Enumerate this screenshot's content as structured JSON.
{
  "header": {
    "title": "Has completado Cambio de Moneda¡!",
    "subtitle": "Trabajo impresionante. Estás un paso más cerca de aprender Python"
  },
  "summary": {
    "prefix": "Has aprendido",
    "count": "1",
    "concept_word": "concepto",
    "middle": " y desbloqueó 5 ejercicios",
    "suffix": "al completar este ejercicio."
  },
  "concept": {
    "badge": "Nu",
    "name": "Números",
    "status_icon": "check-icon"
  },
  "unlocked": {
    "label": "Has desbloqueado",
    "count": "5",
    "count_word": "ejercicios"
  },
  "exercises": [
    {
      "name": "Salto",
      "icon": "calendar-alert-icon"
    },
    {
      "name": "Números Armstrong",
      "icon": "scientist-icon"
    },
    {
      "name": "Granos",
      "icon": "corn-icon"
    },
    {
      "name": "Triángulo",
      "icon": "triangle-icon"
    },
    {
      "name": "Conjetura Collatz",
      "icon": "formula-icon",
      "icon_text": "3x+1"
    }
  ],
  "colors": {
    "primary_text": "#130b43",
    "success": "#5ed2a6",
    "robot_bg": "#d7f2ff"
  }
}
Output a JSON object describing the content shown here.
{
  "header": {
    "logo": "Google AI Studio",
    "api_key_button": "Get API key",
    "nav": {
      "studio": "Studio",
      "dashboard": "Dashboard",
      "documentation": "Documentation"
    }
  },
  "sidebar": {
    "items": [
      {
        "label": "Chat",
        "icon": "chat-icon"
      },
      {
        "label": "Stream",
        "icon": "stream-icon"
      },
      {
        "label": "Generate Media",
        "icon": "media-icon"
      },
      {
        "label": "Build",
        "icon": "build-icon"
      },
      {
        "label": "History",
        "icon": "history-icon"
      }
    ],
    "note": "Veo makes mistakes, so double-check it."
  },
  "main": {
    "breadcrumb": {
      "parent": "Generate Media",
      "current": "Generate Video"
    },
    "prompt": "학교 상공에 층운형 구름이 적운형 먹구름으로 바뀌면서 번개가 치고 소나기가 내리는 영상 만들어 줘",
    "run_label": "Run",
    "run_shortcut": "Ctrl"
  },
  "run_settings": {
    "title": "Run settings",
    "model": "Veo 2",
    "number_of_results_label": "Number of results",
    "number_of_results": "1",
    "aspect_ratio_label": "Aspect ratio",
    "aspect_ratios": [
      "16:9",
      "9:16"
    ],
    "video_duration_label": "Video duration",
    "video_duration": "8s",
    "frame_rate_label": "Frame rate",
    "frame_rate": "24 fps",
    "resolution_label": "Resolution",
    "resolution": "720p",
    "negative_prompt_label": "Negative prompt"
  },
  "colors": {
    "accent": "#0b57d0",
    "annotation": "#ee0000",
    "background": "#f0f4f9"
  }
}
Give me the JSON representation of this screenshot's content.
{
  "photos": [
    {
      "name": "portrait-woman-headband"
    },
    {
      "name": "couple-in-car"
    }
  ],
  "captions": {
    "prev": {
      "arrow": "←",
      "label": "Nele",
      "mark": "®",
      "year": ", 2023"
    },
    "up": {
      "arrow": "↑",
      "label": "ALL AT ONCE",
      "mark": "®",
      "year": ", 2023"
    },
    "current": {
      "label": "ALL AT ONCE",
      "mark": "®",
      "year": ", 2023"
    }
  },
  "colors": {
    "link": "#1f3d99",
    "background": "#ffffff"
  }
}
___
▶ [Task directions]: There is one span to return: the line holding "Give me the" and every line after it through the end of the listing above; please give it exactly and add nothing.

▶ [Exercise response]:
Give me the JSON representation of this screenshot's content.
{
  "photos": [
    {
      "name": "portrait-woman-headband"
    },
    {
      "name": "couple-in-car"
    }
  ],
  "captions": {
    "prev": {
      "arrow": "←",
      "label": "Nele",
      "mark": "®",
      "year": ", 2023"
    },
    "up": {
      "arrow": "↑",
      "label": "ALL AT ONCE",
      "mark": "®",
      "year": ", 2023"
    },
    "current": {
      "label": "ALL AT ONCE",
      "mark": "®",
      "year": ", 2023"
    }
  },
  "colors": {
    "link": "#1f3d99",
    "background": "#ffffff"
  }
}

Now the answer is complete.